The Maine Public Utilities Commission has approved the creation of Natural Gas Conversion Co. (NGC), which is to provide “an affordable and timely process” for residents and businesses converting to natural gas, according to Summit Utilities. The new company will begin operations immediately, Summit said.

NGC is to be headed by Summit Chief Strategy Officer Tim Johnston, who would build a staff and a team of local contractors and vendors that the company then would partner with to help Mainers convert to natural gas.

Summit has more than 20 years of experience in natural gas installation, service and conversion services in Colorado and Missouri, through subsidiaries Colorado Natural Gas and Summit Natural Gas of Missouri. In the Pine Tree State, its subsidiary is Summit Natural Gas of Maine.

“The demand for natural gas in Maine is higher than it has ever been,” Summit said. “Natural Gas Conversion Co. will have a positive impact on residents and businesses in southern and central Maine by providing reduced conversion costs and serving more customers in a shorter time frame.”

Summit has been in a duel of sorts in the state’s Kennebec Valley with competitor Maine Natural Gas (MNG), a subsidiary of Iberdrola USA (see Daily GPI, March 11, 2013; Aug. 23, 2012; Oct. 18, 2012). Earlier this year Summit Natural Gas of Maine made the final connection for its 68-mile steel backbone gas transmission pipeline between Pittston, ME, and Madison, ME, a key step in its plans to distribute gas to 17 communities in central Maine (see Daily GPI, April 22).
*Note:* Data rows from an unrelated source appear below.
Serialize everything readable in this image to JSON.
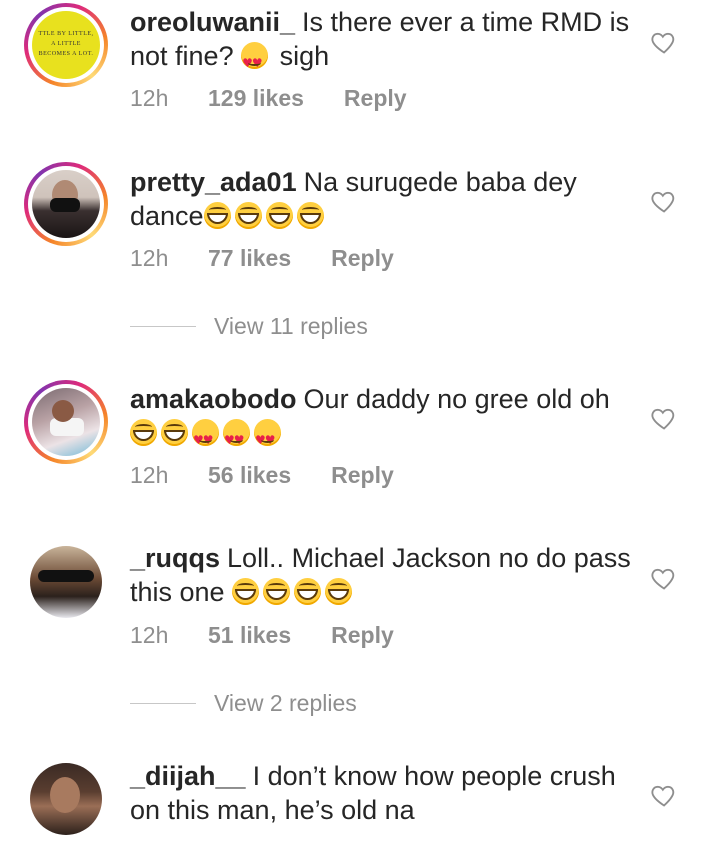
{
  "comments": [
    {
      "username": "oreoluwanii_",
      "text": "Is there ever a time RMD is not fine?",
      "text2": "sigh",
      "emojis": [
        "heart-eyes"
      ],
      "time": "12h",
      "likes": "129 likes",
      "reply": "Reply",
      "avatar_caption": [
        "TTLE BY LITTLE,",
        "A LITTLE",
        "BECOMES A LOT."
      ]
    },
    {
      "username": "pretty_ada01",
      "text": "Na surugede baba dey dance",
      "emojis": [
        "grin",
        "grin",
        "grin",
        "grin"
      ],
      "time": "12h",
      "likes": "77 likes",
      "reply": "Reply",
      "view_replies": "View 11 replies"
    },
    {
      "username": "amakaobodo",
      "text": "Our daddy no gree old oh",
      "emojis": [
        "grin",
        "grin",
        "heart-eyes",
        "heart-eyes",
        "heart-eyes"
      ],
      "time": "12h",
      "likes": "56 likes",
      "reply": "Reply"
    },
    {
      "username": "_ruqqs",
      "text": "Loll.. Michael Jackson no do pass this one",
      "emojis": [
        "grin",
        "grin",
        "grin",
        "grin"
      ],
      "time": "12h",
      "likes": "51 likes",
      "reply": "Reply",
      "view_replies": "View 2 replies"
    },
    {
      "username": "_diijah__",
      "text": "I don’t know how people crush on this man, he’s old na"
    }
  ],
  "icons": {
    "like": "heart-outline-icon",
    "emoji_grin": "grinning-squinting-face-icon",
    "emoji_heart": "heart-eyes-face-icon"
  },
  "colors": {
    "text": "#262626",
    "meta": "#8e8e8e",
    "ring_start": "#f58529",
    "ring_mid": "#dd2a7b",
    "ring_end": "#8134af"
  }
}
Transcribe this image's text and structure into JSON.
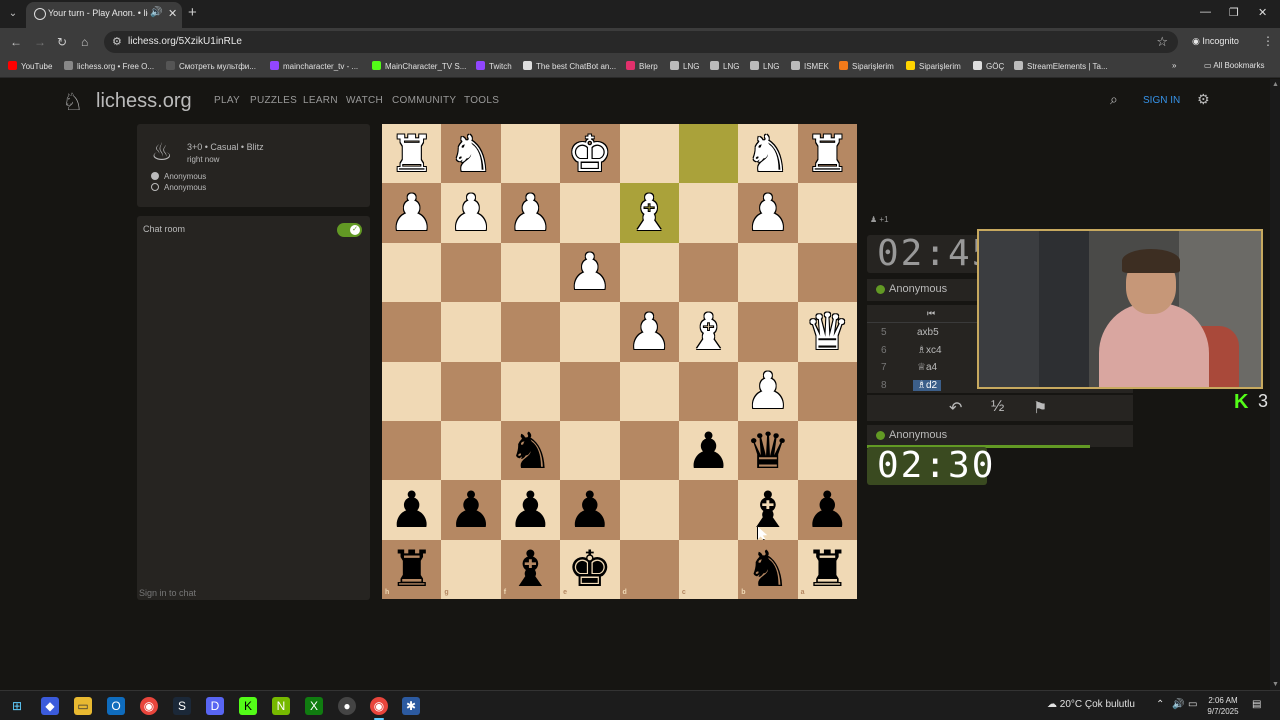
{
  "browser": {
    "tab_title": "Your turn - Play Anon. • lich",
    "url": "lichess.org/5XzikU1inRLe",
    "incognito_label": "Incognito",
    "bookmarks": [
      {
        "label": "YouTube",
        "color": "#ff0000"
      },
      {
        "label": "lichess.org • Free O...",
        "color": "#888888"
      },
      {
        "label": "Смотреть мультфи...",
        "color": "#555555"
      },
      {
        "label": "maincharacter_tv - ...",
        "color": "#9146ff"
      },
      {
        "label": "MainCharacter_TV S...",
        "color": "#53fc18"
      },
      {
        "label": "Twitch",
        "color": "#9146ff"
      },
      {
        "label": "The best ChatBot an...",
        "color": "#dddddd"
      },
      {
        "label": "Blerp",
        "color": "#e2306c"
      },
      {
        "label": "LNG",
        "color": "#bbbbbb"
      },
      {
        "label": "LNG",
        "color": "#bbbbbb"
      },
      {
        "label": "LNG",
        "color": "#bbbbbb"
      },
      {
        "label": "ISMEK",
        "color": "#bbbbbb"
      },
      {
        "label": "Siparişlerim",
        "color": "#f27a1a"
      },
      {
        "label": "Siparişlerim",
        "color": "#ffd400"
      },
      {
        "label": "GÖÇ",
        "color": "#dddddd"
      },
      {
        "label": "StreamElements | Ta...",
        "color": "#bbbbbb"
      }
    ],
    "all_bookmarks": "All Bookmarks"
  },
  "site": {
    "logo": "lichess.org",
    "nav": [
      "PLAY",
      "PUZZLES",
      "LEARN",
      "WATCH",
      "COMMUNITY",
      "TOOLS"
    ],
    "signin": "SIGN IN"
  },
  "game": {
    "setup": "3+0 • Casual • Blitz",
    "when": "right now",
    "white": "Anonymous",
    "black": "Anonymous",
    "chat_label": "Chat room",
    "chat_signin": "Sign in to chat",
    "spectators": "+1",
    "top_clock": "02:45",
    "bottom_clock": "02:30",
    "top_player": "Anonymous",
    "bottom_player": "Anonymous",
    "moves": [
      {
        "num": "5",
        "move": "axb5"
      },
      {
        "num": "6",
        "move": "♗xc4"
      },
      {
        "num": "7",
        "move": "♕a4"
      },
      {
        "num": "8",
        "move": "♗d2",
        "active": true
      }
    ],
    "draw_label": "½",
    "stream_count": "3",
    "ranks": [
      "1",
      "2",
      "3",
      "4",
      "5",
      "6",
      "7",
      "8"
    ],
    "files": [
      "h",
      "g",
      "f",
      "e",
      "d",
      "c",
      "b",
      "a"
    ],
    "board": [
      [
        "wR",
        "wN",
        "",
        "wK",
        "",
        "",
        "wN",
        "wR"
      ],
      [
        "wP",
        "wP",
        "wP",
        "",
        "wB",
        "",
        "wP",
        ""
      ],
      [
        "",
        "",
        "",
        "wP",
        "",
        "",
        "",
        ""
      ],
      [
        "",
        "",
        "",
        "",
        "wP",
        "wB",
        "",
        "wQ"
      ],
      [
        "",
        "",
        "",
        "",
        "",
        "",
        "wP",
        ""
      ],
      [
        "",
        "",
        "bN",
        "",
        "",
        "bP",
        "bQ",
        ""
      ],
      [
        "bP",
        "bP",
        "bP",
        "bP",
        "",
        "",
        "bB",
        "bP"
      ],
      [
        "bR",
        "",
        "bB",
        "bK",
        "",
        "",
        "bN",
        "bR"
      ]
    ],
    "highlight": [
      [
        0,
        5
      ],
      [
        1,
        4
      ]
    ]
  },
  "taskbar": {
    "weather": "20°C  Çok bulutlu",
    "time": "2:06 AM",
    "date": "9/7/2025"
  }
}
Summit plans to install 85 miles of distribution pipeline in the Kennebec Valley area this year and another 66 miles in the towns of Cumberland, Falmouth and Yarmouth. Summit’s expansion plan also calls for a phase two build-out of its $350 million Kennebec Valley transmission and distribution project (see Daily GPI, Jan. 14, 2013). Summit expects those lines to serve 15,000 residential and industrial customers in 17 municipalities by the third year of operations.

Maine last year adopted an omnibus energy bill (LD 1442) that would increase the state’s gas pipeline capacity. The bill, which was adopted by both the Maine House and Senate, was vetoed by Gov. Paul LePage, but legislators overruled that veto.

The first gas pipeline ever to reach the state’s capital, which runs from the Maritimes and Northeast pipeline tap in Windsor, ME, was completed by MNG less than a year ago (see Daily GPI, Oct. 25, 2013).